Written by Venolan Naidoo and edited by Prof Halton Cheadle
It often happens in the workplace that an employer and employee for whatever reason wish to part ways. The parties then enter into a mutual separation agreement (MSA) where they record the agreed terms of the termination of employment in writing.
It also often happens that employees, after entering into an MSA, claim that they were coerced, placed under duress or misled as to the terms of the agreement.
An MSA is in essence a contract governed by common law and the ordinary recourse would be to approach the Labour Court or High Court to set the agreement aside before referring an unfair dismissal dispute to the CCMA or a bargaining council.
But can an ex-employee approach the CCMA or a bargaining council directly, without having to approach the Labour Court or High Court first to set the MSA aside, in order to avoid expensive, complex and protracted court proceedings?
Section 191 of the Labour Relations Act (‘LRA’) empowers the CCMA and bargaining councils to determine the existence of a dismissal and the fairness of such a dismissal. Employers then argue that the existence of an MSA means that there was no “dismissal” as contemplated in section 186 of the LRA because an MSA is the termination of the employment by agreement and accordingly not ‘termination at the behest of the employer’. The consequence of this is that an employee would be forced to approach the Labour Court or High Court to set the MSA aside before referring a dispute in respect of an alleged unfair dismissal.
But what would the case be if an individual contests the validity of the MSA? Could he or she refer a dispute to the CCMA or bargaining council on this basis?
In the majority of cases where the validity of an MSA is disputed, the Labour Court and High Court have ordinarily dealt with such matters.
However, in one case, Cook4Live CC v CCMA and others  ZALC JHB 10, the employee allegedly conceded that his skills were not suitable for the position to which he was appointed and agreed to the termination of his employment on the basis of being paid out for two and half of months.
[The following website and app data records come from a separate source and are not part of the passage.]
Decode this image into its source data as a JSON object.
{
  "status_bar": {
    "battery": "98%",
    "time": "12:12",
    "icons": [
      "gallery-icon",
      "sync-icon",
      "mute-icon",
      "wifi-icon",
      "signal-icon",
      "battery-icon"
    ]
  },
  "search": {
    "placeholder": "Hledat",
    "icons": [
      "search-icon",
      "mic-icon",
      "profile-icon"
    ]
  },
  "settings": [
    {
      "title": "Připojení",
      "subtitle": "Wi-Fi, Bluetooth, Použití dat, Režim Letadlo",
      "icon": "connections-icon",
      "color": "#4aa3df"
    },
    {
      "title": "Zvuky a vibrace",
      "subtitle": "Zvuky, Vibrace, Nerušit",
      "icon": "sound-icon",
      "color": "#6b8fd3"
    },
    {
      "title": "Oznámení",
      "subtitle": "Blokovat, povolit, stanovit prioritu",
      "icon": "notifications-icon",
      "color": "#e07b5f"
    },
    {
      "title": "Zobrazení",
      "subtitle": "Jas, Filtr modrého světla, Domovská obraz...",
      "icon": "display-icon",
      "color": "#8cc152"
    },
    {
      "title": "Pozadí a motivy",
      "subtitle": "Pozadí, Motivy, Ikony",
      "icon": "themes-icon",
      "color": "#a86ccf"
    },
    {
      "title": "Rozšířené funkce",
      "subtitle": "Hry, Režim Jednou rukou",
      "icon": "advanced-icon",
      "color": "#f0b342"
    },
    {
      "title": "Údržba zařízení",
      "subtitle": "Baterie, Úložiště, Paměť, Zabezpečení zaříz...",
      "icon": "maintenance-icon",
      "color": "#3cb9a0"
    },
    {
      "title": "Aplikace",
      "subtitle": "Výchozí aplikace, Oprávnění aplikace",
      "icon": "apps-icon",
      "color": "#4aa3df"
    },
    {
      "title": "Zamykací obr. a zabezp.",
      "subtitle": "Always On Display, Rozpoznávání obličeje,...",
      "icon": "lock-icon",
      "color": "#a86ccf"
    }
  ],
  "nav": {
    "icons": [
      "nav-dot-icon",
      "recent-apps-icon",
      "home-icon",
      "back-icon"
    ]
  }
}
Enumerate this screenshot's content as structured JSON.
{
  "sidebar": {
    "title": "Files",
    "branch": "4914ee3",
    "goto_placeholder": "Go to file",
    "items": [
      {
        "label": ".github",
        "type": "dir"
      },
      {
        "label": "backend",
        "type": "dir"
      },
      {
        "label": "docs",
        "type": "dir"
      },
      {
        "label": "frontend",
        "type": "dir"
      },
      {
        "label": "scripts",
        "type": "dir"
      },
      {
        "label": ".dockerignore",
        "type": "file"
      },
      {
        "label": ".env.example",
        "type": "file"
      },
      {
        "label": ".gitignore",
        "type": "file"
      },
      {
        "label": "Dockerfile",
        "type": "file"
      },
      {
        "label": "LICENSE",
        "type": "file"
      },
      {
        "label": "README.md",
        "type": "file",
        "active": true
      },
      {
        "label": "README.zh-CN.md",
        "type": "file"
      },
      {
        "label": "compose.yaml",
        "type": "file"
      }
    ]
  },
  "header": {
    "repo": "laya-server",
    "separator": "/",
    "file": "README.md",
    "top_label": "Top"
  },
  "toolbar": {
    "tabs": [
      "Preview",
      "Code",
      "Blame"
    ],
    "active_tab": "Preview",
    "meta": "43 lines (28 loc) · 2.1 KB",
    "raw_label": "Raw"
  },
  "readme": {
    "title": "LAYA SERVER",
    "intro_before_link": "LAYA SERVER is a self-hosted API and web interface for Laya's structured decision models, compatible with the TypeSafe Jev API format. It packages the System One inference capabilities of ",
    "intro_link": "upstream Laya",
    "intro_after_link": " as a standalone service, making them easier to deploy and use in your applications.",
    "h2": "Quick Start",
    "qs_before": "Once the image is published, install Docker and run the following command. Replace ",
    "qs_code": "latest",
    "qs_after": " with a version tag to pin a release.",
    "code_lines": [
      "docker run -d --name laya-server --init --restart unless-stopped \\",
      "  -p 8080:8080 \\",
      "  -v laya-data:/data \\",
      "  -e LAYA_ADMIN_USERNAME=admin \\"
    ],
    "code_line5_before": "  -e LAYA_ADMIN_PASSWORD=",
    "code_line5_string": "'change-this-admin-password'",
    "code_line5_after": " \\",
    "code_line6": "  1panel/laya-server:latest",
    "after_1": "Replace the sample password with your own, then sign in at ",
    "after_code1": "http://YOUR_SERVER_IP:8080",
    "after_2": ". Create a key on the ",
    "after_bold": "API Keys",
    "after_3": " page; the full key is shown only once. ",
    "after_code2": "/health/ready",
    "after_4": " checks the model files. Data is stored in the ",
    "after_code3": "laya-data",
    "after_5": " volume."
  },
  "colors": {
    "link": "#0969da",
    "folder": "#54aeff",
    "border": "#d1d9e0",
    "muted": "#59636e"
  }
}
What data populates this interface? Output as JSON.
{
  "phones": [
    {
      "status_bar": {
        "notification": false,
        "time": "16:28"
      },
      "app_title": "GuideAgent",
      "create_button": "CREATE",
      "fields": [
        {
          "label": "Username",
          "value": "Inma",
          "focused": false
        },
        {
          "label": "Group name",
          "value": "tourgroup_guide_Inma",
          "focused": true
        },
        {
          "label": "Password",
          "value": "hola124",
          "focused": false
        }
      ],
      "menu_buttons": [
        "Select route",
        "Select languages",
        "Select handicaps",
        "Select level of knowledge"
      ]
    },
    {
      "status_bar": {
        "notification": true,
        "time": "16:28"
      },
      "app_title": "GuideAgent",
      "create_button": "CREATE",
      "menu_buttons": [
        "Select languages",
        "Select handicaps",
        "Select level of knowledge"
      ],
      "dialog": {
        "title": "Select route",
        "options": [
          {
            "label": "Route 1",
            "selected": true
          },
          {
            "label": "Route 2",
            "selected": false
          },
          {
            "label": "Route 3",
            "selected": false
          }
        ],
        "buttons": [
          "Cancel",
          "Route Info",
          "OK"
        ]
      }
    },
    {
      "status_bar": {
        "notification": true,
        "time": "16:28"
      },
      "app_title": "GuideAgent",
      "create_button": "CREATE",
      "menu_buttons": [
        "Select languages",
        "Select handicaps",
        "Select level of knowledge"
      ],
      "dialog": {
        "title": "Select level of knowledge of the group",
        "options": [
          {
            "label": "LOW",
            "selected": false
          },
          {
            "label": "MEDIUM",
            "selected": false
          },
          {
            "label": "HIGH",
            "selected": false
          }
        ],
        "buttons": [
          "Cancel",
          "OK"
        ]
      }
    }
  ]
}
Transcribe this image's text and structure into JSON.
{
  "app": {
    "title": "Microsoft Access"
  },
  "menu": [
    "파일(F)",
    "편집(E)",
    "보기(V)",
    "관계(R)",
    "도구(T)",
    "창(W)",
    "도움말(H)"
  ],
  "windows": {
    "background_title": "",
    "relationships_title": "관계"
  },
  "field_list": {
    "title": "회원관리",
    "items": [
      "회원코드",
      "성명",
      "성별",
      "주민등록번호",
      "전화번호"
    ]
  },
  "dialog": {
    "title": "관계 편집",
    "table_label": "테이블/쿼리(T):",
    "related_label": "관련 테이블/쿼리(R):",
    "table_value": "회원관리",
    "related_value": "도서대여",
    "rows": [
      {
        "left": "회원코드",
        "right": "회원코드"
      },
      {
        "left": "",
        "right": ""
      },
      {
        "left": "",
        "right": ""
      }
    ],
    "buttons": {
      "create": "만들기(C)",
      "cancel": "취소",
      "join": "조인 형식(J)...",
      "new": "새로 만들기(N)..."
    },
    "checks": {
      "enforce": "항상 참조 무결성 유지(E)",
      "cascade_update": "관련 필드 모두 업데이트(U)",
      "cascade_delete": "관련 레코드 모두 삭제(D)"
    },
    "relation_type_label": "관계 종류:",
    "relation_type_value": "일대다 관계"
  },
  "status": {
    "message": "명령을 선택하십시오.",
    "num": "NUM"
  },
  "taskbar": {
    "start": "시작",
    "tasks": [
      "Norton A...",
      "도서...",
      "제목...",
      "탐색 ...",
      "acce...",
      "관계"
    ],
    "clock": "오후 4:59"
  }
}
He then referred an unfair dismissal dispute on the grounds of incapacity. The CCMA ruled that it did not have jurisdiction because an agreed termination did not constitute a dismissal. On review, the Labour Court held that section 191 of the LRA requires the CCMA to determine the existence of a dismissal and that requires it to determine the validity of an MSA.
The CCMA and bargaining councils having jurisdiction to determine the validity of an MSA makes it easier for an employee to challenge the validity of such an agreement. Employees should therefore take legal or trade union advice before entering into MSAs and employers should ensure that they properly document the process leading up to the conclusion of an MSA with an employee and confirm in the MSA that the employee has entered into the agreement freely, voluntarily and without any duress.